Input:
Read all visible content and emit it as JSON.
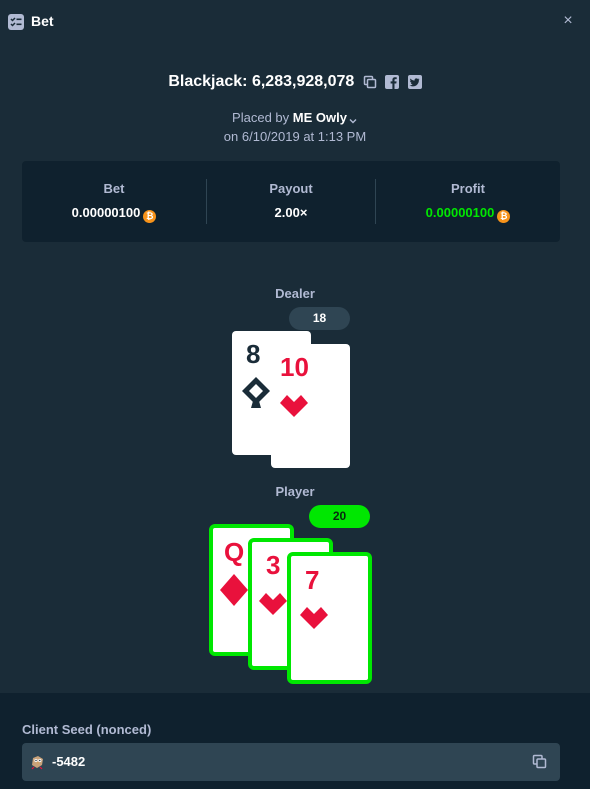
{
  "header": {
    "title": "Bet",
    "icon": "bet-list-icon",
    "close_label": "×"
  },
  "game": {
    "title": "Blackjack: 6,283,928,078",
    "icons": [
      "copy-icon",
      "facebook-icon",
      "twitter-icon"
    ]
  },
  "placed": {
    "prefix": "Placed by",
    "user": "ME Owly",
    "date": "on 6/10/2019 at 1:13 PM"
  },
  "stats": {
    "bet": {
      "label": "Bet",
      "value": "0.00000100",
      "currency_icon": "bitcoin-icon"
    },
    "payout": {
      "label": "Payout",
      "value": "2.00×"
    },
    "profit": {
      "label": "Profit",
      "value": "0.00000100",
      "currency_icon": "bitcoin-icon",
      "color": "#00e701"
    }
  },
  "dealer": {
    "label": "Dealer",
    "score": "18",
    "cards": [
      {
        "rank": "8",
        "suit": "spades",
        "color": "#1a2c38"
      },
      {
        "rank": "10",
        "suit": "hearts",
        "color": "#e9113c"
      }
    ]
  },
  "player": {
    "label": "Player",
    "score": "20",
    "result_color": "#00e701",
    "cards": [
      {
        "rank": "Q",
        "suit": "diamonds",
        "color": "#e9113c"
      },
      {
        "rank": "3",
        "suit": "hearts",
        "color": "#e9113c"
      },
      {
        "rank": "7",
        "suit": "hearts",
        "color": "#e9113c"
      }
    ]
  },
  "seed": {
    "label": "Client Seed (nonced)",
    "value": "-5482",
    "icon": "owl-icon",
    "copy_icon": "copy-icon"
  }
}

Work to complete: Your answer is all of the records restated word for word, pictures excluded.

Worked solution:
Read all visible content and emit it as JSON.
{
  "header": {
    "title": "Bet",
    "icon": "bet-list-icon",
    "close_label": "×"
  },
  "game": {
    "title": "Blackjack: 6,283,928,078",
    "icons": [
      "copy-icon",
      "facebook-icon",
      "twitter-icon"
    ]
  },
  "placed": {
    "prefix": "Placed by",
    "user": "ME Owly",
    "date": "on 6/10/2019 at 1:13 PM"
  },
  "stats": {
    "bet": {
      "label": "Bet",
      "value": "0.00000100",
      "currency_icon": "bitcoin-icon"
    },
    "payout": {
      "label": "Payout",
      "value": "2.00×"
    },
    "profit": {
      "label": "Profit",
      "value": "0.00000100",
      "currency_icon": "bitcoin-icon",
      "color": "#00e701"
    }
  },
  "dealer": {
    "label": "Dealer",
    "score": "18",
    "cards": [
      {
        "rank": "8",
        "suit": "spades",
        "color": "#1a2c38"
      },
      {
        "rank": "10",
        "suit": "hearts",
        "color": "#e9113c"
      }
    ]
  },
  "player": {
    "label": "Player",
    "score": "20",
    "result_color": "#00e701",
    "cards": [
      {
        "rank": "Q",
        "suit": "diamonds",
        "color": "#e9113c"
      },
      {
        "rank": "3",
        "suit": "hearts",
        "color": "#e9113c"
      },
      {
        "rank": "7",
        "suit": "hearts",
        "color": "#e9113c"
      }
    ]
  },
  "seed": {
    "label": "Client Seed (nonced)",
    "value": "-5482",
    "icon": "owl-icon",
    "copy_icon": "copy-icon"
  }
}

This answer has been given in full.